    The PTAB noted that the specification provides no disclosure of the compounds’ mode of action. The PTAB acknowledged that the patentee need disclose an invention’s mode of action citing Alcon Research Ltd. v. Barr Labs., Inc., 745 F.3d 1180, 1190 (Fed. Cir. 2014). The Patent Owner admitted that without this information to practice the full scope of the claims, ordinarily skilled artisans must engage in iterative QSAR modeling to develop a structure-activity relationship themselves. The evidence was that knowledge of the mode of action would have assisted in the QSAR modeling process. The Patent Owner’s expert testimony to the contrary was rejected on this point because almost half of its expert’s 150-plus publications provided a mode of action and only a few provided QSARs for herbicides.

    The ‘202 patent specification had over 350 examples of synthesizing compounds and herbicidal activity for 335 of the compounds. The PTAB noted that the Patent Owner correctly argued there was no requirement either (1) the Specification to disclose testing of “each” claimed compound and modifying of “each” claimed variable, or (2) that an ordinarily skilled artisan know in advance precisely all the compounds that will show herbicidal activity. But that the law required that that “the specification must contain sufficient disclosure to enable an ordinarily skilled artisan to make and use the entire scope of the claimed invention at the time of filing,” citing MagSil Corp. v. Hitachi Global Storage Techs., Inc., 687 F.3d 1377, 1382 (Fed. Cir. 2012) (emphasis added). The PTAB then framed the question as be whether the ‘202 patent examples demonstrated variation sufficient to guide the selection and use of non-exemplified compounds within the scope of the claims.

    The examples were not the Patent Owner’s friend. The examples demonstrated that some of compounds with a pyrazole group, a member of the Markush group, at Q1 had little or no utility as herbicides. Only the compounds with Phenyl or substituted phenyl at these positions demonstrated herbicidal activity. PTAB noted that thousands of heterocyclic groups were possible at R1 none of which were exemplified other than the pyrazoles some of which were inactive. One-third of the compounds where Q2 was not a phenyl group showed no activity. Similar issues existed for other variables on the claimed herbicides.

    The Patent Owner sought to justify the limited scope of the examples by arguing that early filing of an application with a disclosure of novel compounds is to be encouraged. The PTAB rejected the argument based on In re Surrey, 370 F.2d 349, 355 (CCPA 1966) that one is “not entitled to a claim for a large group of compounds merely on the basis of showing that a selected few are useful and a general suggestion of a similar utility in the others.”  The PTAB also relied on MagSil, 687 F.3d at 1381 for the proposition that enablement prevents “overbroad claiming that might otherwise attempt to cover more than was actually invented.”
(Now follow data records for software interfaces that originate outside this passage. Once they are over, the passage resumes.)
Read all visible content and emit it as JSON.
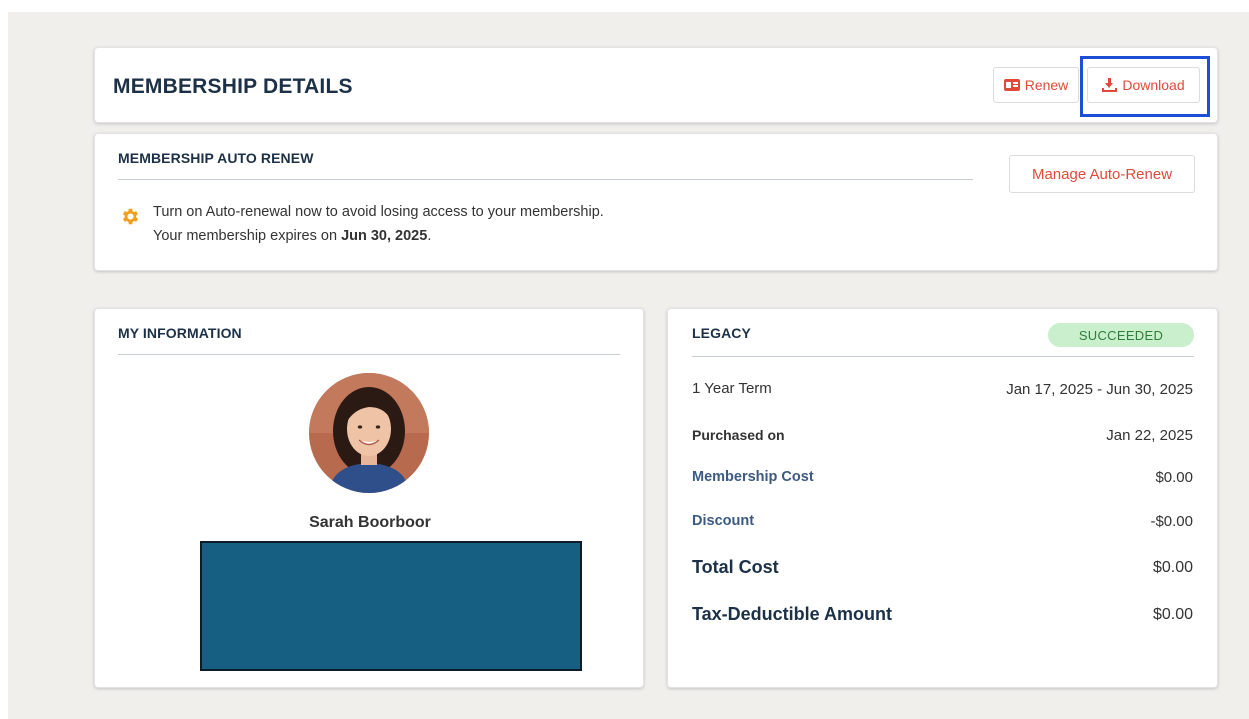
{
  "header": {
    "title": "MEMBERSHIP DETAILS",
    "renew_label": "Renew",
    "download_label": "Download"
  },
  "auto_renew": {
    "title": "MEMBERSHIP AUTO RENEW",
    "manage_label": "Manage Auto-Renew",
    "notice_line1": "Turn on Auto-renewal now to avoid losing access to your membership.",
    "notice_line2_prefix": "Your membership expires on ",
    "expiry_date": "Jun 30, 2025",
    "notice_line2_suffix": ".",
    "icon": "gear-icon"
  },
  "my_information": {
    "title": "MY INFORMATION",
    "name": "Sarah Boorboor"
  },
  "legacy": {
    "title": "LEGACY",
    "status": "SUCCEEDED",
    "term_label": "1 Year Term",
    "term_value": "Jan 17, 2025 - Jun 30, 2025",
    "purchased_label": "Purchased on",
    "purchased_value": "Jan 22, 2025",
    "cost_label": "Membership Cost",
    "cost_value": "$0.00",
    "discount_label": "Discount",
    "discount_value": "-$0.00",
    "total_label": "Total Cost",
    "total_value": "$0.00",
    "tax_label": "Tax-Deductible Amount",
    "tax_value": "$0.00"
  },
  "colors": {
    "accent": "#e04a3a",
    "heading": "#1c3147",
    "link_label": "#3d5a82",
    "status_bg": "#c9efcd",
    "status_text": "#2f7d3a",
    "focus": "#1f4ed6",
    "redacted": "#175f82"
  }
}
    The takeaway is that one needs to reasonably assure that all members of Markush group have the recited utility whether claimed or not in the unpredictable arts. While actual experiments are not mandatory some method must be employed. Complicating the Patent Owner’s challenge was that the patent claims asserted that the claimed compounds were herbicides. Based on the PTAB’s reasoning, even had the claims been silent as to utility, the enablement requirement would still have been issue since the 35 U.S.C. §112(a) requires “. . . and of the manner making and using it, in such full, clear, concise, and exact terms as to enable any person skilled in the art to which it pertains, or with which it is most nearly connected, to make and use the same, . . ..” When presenting Markush claims one should present claims of varying scope with at least some derived from compounds demonstrated to have the use recited. That is, the inventors can explain why the members of the reduced group would function similarly to the exemplified ones.